Action item> Show, in full, each line of the data that contains "JSON".
(Data to examine)
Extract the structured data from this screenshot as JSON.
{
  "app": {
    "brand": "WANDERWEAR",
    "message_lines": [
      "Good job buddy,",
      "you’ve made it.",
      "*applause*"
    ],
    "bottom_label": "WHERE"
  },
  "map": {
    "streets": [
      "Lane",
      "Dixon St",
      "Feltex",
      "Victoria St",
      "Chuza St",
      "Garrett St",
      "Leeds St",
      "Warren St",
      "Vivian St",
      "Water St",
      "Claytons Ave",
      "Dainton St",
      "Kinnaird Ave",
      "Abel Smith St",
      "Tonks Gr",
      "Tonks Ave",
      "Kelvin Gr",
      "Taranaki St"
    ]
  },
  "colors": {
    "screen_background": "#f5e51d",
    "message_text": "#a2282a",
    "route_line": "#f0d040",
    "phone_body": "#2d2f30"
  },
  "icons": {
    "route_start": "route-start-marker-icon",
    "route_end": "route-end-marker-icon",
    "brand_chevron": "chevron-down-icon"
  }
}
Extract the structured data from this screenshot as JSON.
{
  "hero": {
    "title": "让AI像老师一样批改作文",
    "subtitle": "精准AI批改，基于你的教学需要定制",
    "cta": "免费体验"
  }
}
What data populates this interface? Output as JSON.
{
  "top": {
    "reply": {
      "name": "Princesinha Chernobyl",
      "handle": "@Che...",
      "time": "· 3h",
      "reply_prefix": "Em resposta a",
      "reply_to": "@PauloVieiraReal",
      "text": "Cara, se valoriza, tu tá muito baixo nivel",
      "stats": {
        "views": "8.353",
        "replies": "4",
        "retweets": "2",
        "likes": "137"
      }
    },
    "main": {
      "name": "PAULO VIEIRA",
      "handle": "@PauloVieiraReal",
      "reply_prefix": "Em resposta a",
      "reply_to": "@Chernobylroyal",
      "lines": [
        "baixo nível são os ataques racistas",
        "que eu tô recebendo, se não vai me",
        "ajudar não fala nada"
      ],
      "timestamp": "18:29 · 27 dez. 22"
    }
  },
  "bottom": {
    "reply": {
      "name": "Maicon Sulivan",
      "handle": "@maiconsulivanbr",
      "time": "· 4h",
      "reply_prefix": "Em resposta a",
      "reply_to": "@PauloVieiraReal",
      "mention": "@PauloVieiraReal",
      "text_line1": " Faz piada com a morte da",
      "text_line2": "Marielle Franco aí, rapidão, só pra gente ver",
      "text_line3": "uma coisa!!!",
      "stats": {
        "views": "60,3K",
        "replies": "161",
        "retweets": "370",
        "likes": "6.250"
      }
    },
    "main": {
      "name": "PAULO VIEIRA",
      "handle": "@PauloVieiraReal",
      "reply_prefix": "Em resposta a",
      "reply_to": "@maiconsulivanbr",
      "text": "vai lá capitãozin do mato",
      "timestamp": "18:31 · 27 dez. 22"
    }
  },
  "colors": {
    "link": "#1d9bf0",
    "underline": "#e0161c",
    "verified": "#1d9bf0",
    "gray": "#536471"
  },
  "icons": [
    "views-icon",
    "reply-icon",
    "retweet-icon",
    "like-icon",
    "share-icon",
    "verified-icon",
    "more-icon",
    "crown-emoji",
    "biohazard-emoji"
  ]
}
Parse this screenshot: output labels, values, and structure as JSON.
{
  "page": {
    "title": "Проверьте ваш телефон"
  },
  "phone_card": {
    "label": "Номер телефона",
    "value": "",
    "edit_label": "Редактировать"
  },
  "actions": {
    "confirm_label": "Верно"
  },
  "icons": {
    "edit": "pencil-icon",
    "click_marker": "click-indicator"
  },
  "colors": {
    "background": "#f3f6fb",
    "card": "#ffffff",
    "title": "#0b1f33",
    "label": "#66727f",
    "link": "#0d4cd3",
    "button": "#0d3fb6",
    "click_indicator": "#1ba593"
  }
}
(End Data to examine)
Solution to the exercise>
Extract the structured data from this screenshot as JSON.
Extract the structured data from this screenshot as JSON.
What data populates this interface? Output as JSON.
Parse this screenshot: output labels, values, and structure as JSON.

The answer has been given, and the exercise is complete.